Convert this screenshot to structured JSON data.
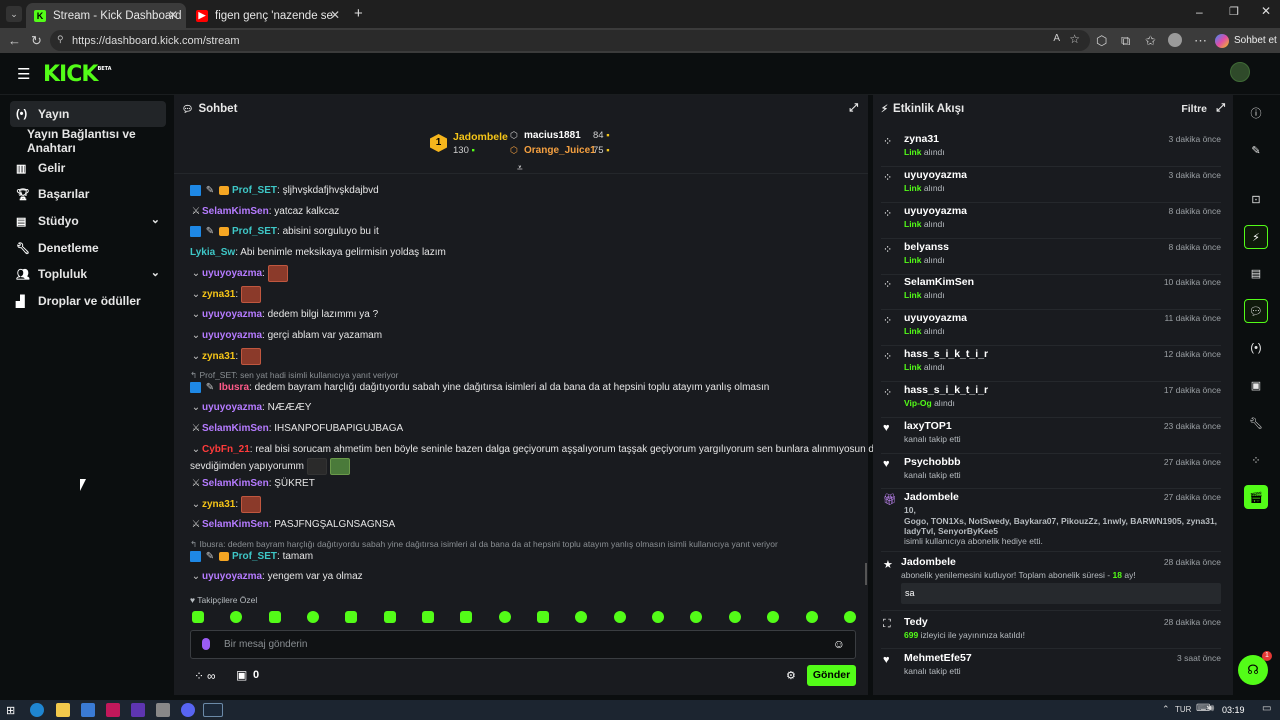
{
  "browser": {
    "tabs": [
      {
        "title": "Stream - Kick Dashboard",
        "active": true
      },
      {
        "title": "figen genç 'nazende sevgilim' (Offi",
        "active": false
      }
    ],
    "url": "https://dashboard.kick.com/stream",
    "copilot_label": "Sohbet et"
  },
  "app": {
    "logo": "KICK",
    "logo_tag": "BETA"
  },
  "nav": {
    "items": [
      {
        "label": "Yayın",
        "icon": "broadcast-icon",
        "active": true
      },
      {
        "label": "Yayın Bağlantısı ve Anahtarı",
        "icon": "",
        "sub": true
      },
      {
        "label": "Gelir",
        "icon": "chart-icon"
      },
      {
        "label": "Başarılar",
        "icon": "trophy-icon"
      },
      {
        "label": "Stüdyo",
        "icon": "studio-icon",
        "expandable": true
      },
      {
        "label": "Denetleme",
        "icon": "wrench-icon"
      },
      {
        "label": "Topluluk",
        "icon": "community-icon",
        "expandable": true
      },
      {
        "label": "Droplar ve ödüller",
        "icon": "drops-icon"
      }
    ]
  },
  "chat": {
    "title": "Sohbet",
    "leaderboard": {
      "first": {
        "rank": "1",
        "name": "Jadombele",
        "count": "130"
      },
      "others": [
        {
          "name": "macius1881",
          "count": "84"
        },
        {
          "name": "Orange_Juice1",
          "count": "75"
        }
      ]
    },
    "messages": [
      {
        "user": "Prof_SET",
        "color": "#3ec7c7",
        "text": ": şljhvşkdafjhvşkdajbvd"
      },
      {
        "user": "SelamKimSen",
        "color": "#b57bff",
        "text": ": yatcaz kalkcaz"
      },
      {
        "user": "Prof_SET",
        "color": "#3ec7c7",
        "text": ": abisini sorguluyo bu it"
      },
      {
        "user": "Lykia_Sw",
        "color": "#3ec7c7",
        "text": ": Abi benimle meksikaya gelirmisin yoldaş lazım"
      },
      {
        "user": "uyuyoyazma",
        "color": "#b57bff",
        "text": ":"
      },
      {
        "user": "zyna31",
        "color": "#f5c518",
        "text": ":"
      },
      {
        "user": "uyuyoyazma",
        "color": "#b57bff",
        "text": ": dedem bilgi lazımmı ya ?"
      },
      {
        "user": "uyuyoyazma",
        "color": "#b57bff",
        "text": ": gerçi ablam var yazamam"
      },
      {
        "user": "zyna31",
        "color": "#f5c518",
        "text": ":"
      },
      {
        "user": "Ibusra",
        "color": "#ff5b8a",
        "text": ": dedem bayram harçlığı dağıtıyordu sabah yine dağıtırsa isimleri al da bana da at hepsini toplu atayım yanlış olmasın"
      },
      {
        "user": "uyuyoyazma",
        "color": "#b57bff",
        "text": ": NÆÆÆY"
      },
      {
        "user": "SelamKimSen",
        "color": "#b57bff",
        "text": ": IHSANPOFUBAPIGUJBAGA"
      },
      {
        "user": "CybFn_21",
        "color": "#ff3b3b",
        "text": ": real bisi sorucam ahmetim ben böyle seninle bazen dalga geçiyorum aşşalıyorum taşşak geçiyorum yargılıyorum sen bunlara alınmıyosun demi"
      },
      {
        "user": "",
        "color": "#e6e6e6",
        "text": "sevdiğimden yapıyorumm"
      },
      {
        "user": "SelamKimSen",
        "color": "#b57bff",
        "text": ": ŞÜKRET"
      },
      {
        "user": "zyna31",
        "color": "#f5c518",
        "text": ":"
      },
      {
        "user": "SelamKimSen",
        "color": "#b57bff",
        "text": ": PASJFNGŞALGNSAGNSA"
      },
      {
        "user": "Prof_SET",
        "color": "#3ec7c7",
        "text": ": tamam"
      },
      {
        "user": "uyuyoyazma",
        "color": "#b57bff",
        "text": ": yengem var ya olmaz"
      }
    ],
    "replies": [
      "Prof_SET: sen yat hadi isimli kullanıcıya yanıt veriyor",
      "Ibusra: dedem bayram harçlığı dağıtıyordu sabah yine dağıtırsa isimleri al da bana da at hepsini toplu atayım yanlış olmasın isimli kullanıcıya yanıt veriyor"
    ],
    "followers_only": "Takipçilere Özel",
    "input_placeholder": "Bir mesaj gönderin",
    "viewer_symbol": "∞",
    "box_count": "0",
    "send_label": "Gönder"
  },
  "feed": {
    "title": "Etkinlik Akışı",
    "filter_label": "Filtre",
    "items": [
      {
        "name": "zyna31",
        "time": "3 dakika önce",
        "hl": "Link",
        "sub": " alındı",
        "icon": "points-icon"
      },
      {
        "name": "uyuyoyazma",
        "time": "3 dakika önce",
        "hl": "Link",
        "sub": " alındı",
        "icon": "points-icon"
      },
      {
        "name": "uyuyoyazma",
        "time": "8 dakika önce",
        "hl": "Link",
        "sub": " alındı",
        "icon": "points-icon"
      },
      {
        "name": "belyanss",
        "time": "8 dakika önce",
        "hl": "Link",
        "sub": " alındı",
        "icon": "points-icon"
      },
      {
        "name": "SelamKimSen",
        "time": "10 dakika önce",
        "hl": "Link",
        "sub": " alındı",
        "icon": "points-icon"
      },
      {
        "name": "uyuyoyazma",
        "time": "11 dakika önce",
        "hl": "Link",
        "sub": " alındı",
        "icon": "points-icon"
      },
      {
        "name": "hass_s_i_k_t_i_r",
        "time": "12 dakika önce",
        "hl": "Link",
        "sub": " alındı",
        "icon": "points-icon"
      },
      {
        "name": "hass_s_i_k_t_i_r",
        "time": "17 dakika önce",
        "hl": "Vip-Og",
        "sub": " alındı",
        "icon": "points-icon"
      },
      {
        "name": "laxyTOP1",
        "time": "23 dakika önce",
        "hl": "",
        "sub": "kanalı takip etti",
        "icon": "heart-icon"
      },
      {
        "name": "Psychobbb",
        "time": "27 dakika önce",
        "hl": "",
        "sub": "kanalı takip etti",
        "icon": "heart-icon"
      }
    ],
    "gift": {
      "name": "Jadombele",
      "time": "27 dakika önce",
      "count": "10,",
      "list": "Gogo, TON1Xs, NotSwedy, Baykara07, PikouzZz, 1nwly, BARWN1905, zyna31,",
      "list2": "ladyTvl, SenyorByKee5",
      "sub": "isimli kullanıcıya abonelik hediye etti."
    },
    "resub": {
      "name": "Jadombele",
      "time": "28 dakika önce",
      "text": "abonelik yenilemesini kutluyor! Toplam abonelik süresi - ",
      "months": "18",
      "unit": " ay!",
      "message": "sa"
    },
    "host": {
      "name": "Tedy",
      "time": "28 dakika önce",
      "count": "699",
      "sub": " izleyici ile yayınınıza katıldı!"
    },
    "follow": {
      "name": "MehmetEfe57",
      "time": "3 saat önce",
      "sub": "kanalı takip etti"
    }
  },
  "taskbar": {
    "lang": "TUR",
    "time": "03:19"
  },
  "colors": {
    "brand": "#53fc18"
  }
}
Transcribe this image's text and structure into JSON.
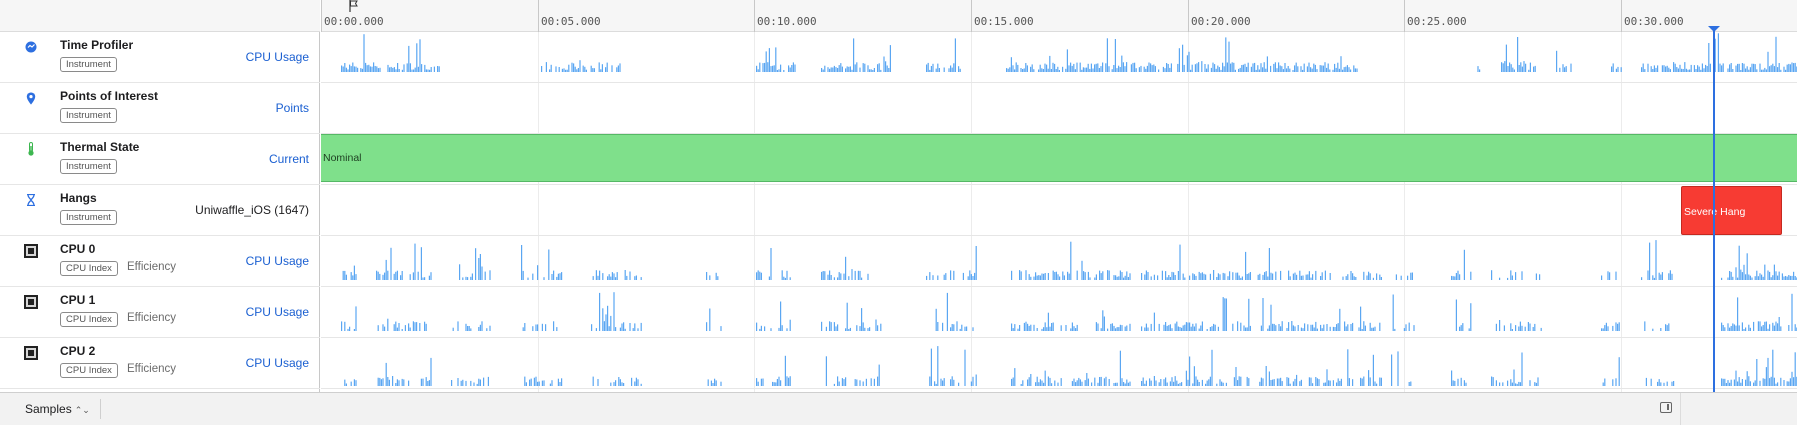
{
  "ruler": {
    "ticks": [
      "00:00.000",
      "00:05.000",
      "00:10.000",
      "00:15.000",
      "00:20.000",
      "00:25.000",
      "00:30.000"
    ]
  },
  "tracks": [
    {
      "name": "Time Profiler",
      "tag": "Instrument",
      "sub": "",
      "right": "CPU Usage",
      "icon": "time-profiler-icon"
    },
    {
      "name": "Points of Interest",
      "tag": "Instrument",
      "sub": "",
      "right": "Points",
      "icon": "points-of-interest-icon"
    },
    {
      "name": "Thermal State",
      "tag": "Instrument",
      "sub": "",
      "right": "Current",
      "icon": "thermometer-icon"
    },
    {
      "name": "Hangs",
      "tag": "Instrument",
      "sub": "",
      "right": "Uniwaffle_iOS (1647)",
      "icon": "hourglass-icon"
    },
    {
      "name": "CPU 0",
      "tag": "CPU Index",
      "sub": "Efficiency",
      "right": "CPU Usage",
      "icon": "cpu-icon"
    },
    {
      "name": "CPU 1",
      "tag": "CPU Index",
      "sub": "Efficiency",
      "right": "CPU Usage",
      "icon": "cpu-icon"
    },
    {
      "name": "CPU 2",
      "tag": "CPU Index",
      "sub": "Efficiency",
      "right": "CPU Usage",
      "icon": "cpu-icon"
    }
  ],
  "lanes": {
    "thermal_state": "Nominal",
    "hang_label": "Severe Hang"
  },
  "bottom": {
    "samples_label": "Samples",
    "samples_chevron": "⌃⌄"
  },
  "colors": {
    "accent": "#2d6fe0",
    "chart_bar": "#5aa6f2",
    "thermal_nominal": "#7fe08b",
    "hang_severe": "#f73b33"
  }
}
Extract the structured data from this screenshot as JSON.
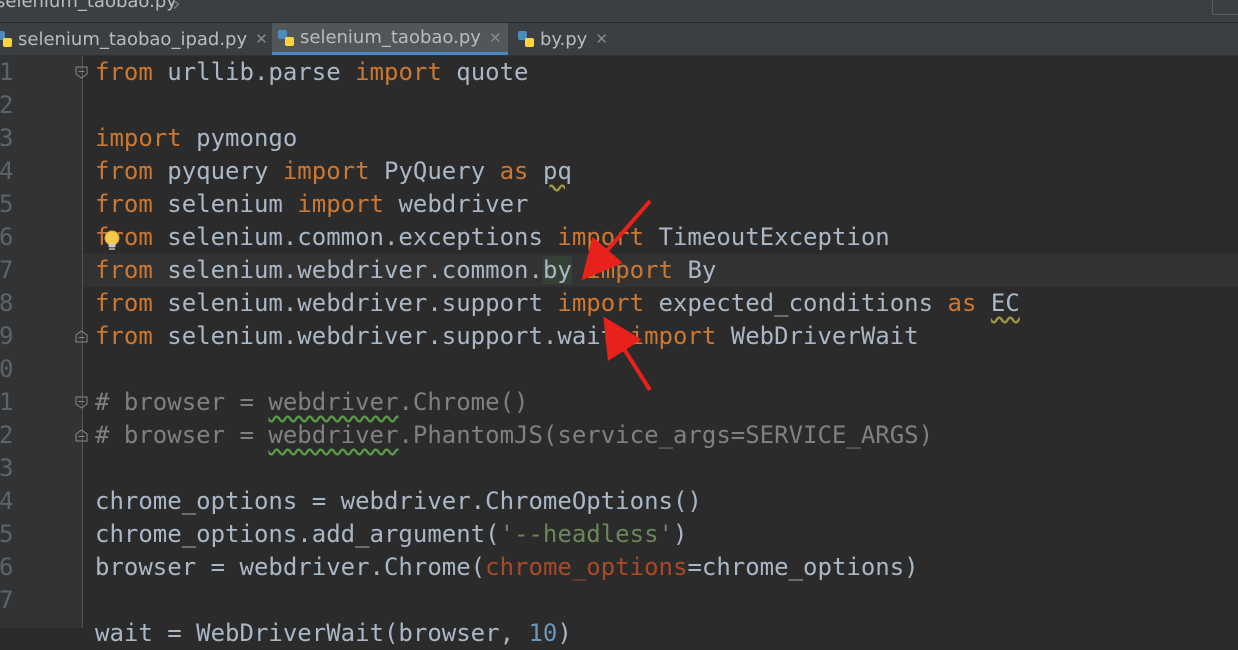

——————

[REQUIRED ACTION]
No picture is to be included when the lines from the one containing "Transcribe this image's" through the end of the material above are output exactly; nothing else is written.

[WRITTEN SOLUTION]
Transcribe this image's text and structure into JSON.
{
  "ruler": {
    "ticks": [
      "00:00.000",
      "00:05.000",
      "00:10.000",
      "00:15.000",
      "00:20.000",
      "00:25.000",
      "00:30.000"
    ]
  },
  "tracks": [
    {
      "name": "Time Profiler",
      "tag": "Instrument",
      "sub": "",
      "right": "CPU Usage",
      "icon": "time-profiler-icon"
    },
    {
      "name": "Points of Interest",
      "tag": "Instrument",
      "sub": "",
      "right": "Points",
      "icon": "points-of-interest-icon"
    },
    {
      "name": "Thermal State",
      "tag": "Instrument",
      "sub": "",
      "right": "Current",
      "icon": "thermometer-icon"
    },
    {
      "name": "Hangs",
      "tag": "Instrument",
      "sub": "",
      "right": "Uniwaffle_iOS (1647)",
      "icon": "hourglass-icon"
    },
    {
      "name": "CPU 0",
      "tag": "CPU Index",
      "sub": "Efficiency",
      "right": "CPU Usage",
      "icon": "cpu-icon"
    },
    {
      "name": "CPU 1",
      "tag": "CPU Index",
      "sub": "Efficiency",
      "right": "CPU Usage",
      "icon": "cpu-icon"
    },
    {
      "name": "CPU 2",
      "tag": "CPU Index",
      "sub": "Efficiency",
      "right": "CPU Usage",
      "icon": "cpu-icon"
    }
  ],
  "lanes": {
    "thermal_state": "Nominal",
    "hang_label": "Severe Hang"
  },
  "bottom": {
    "samples_label": "Samples",
    "samples_chevron": "⌃⌄"
  },
  "colors": {
    "accent": "#2d6fe0",
    "chart_bar": "#5aa6f2",
    "thermal_nominal": "#7fe08b",
    "hang_severe": "#f73b33"
  }
}
Extract the structured data from this screenshot as JSON.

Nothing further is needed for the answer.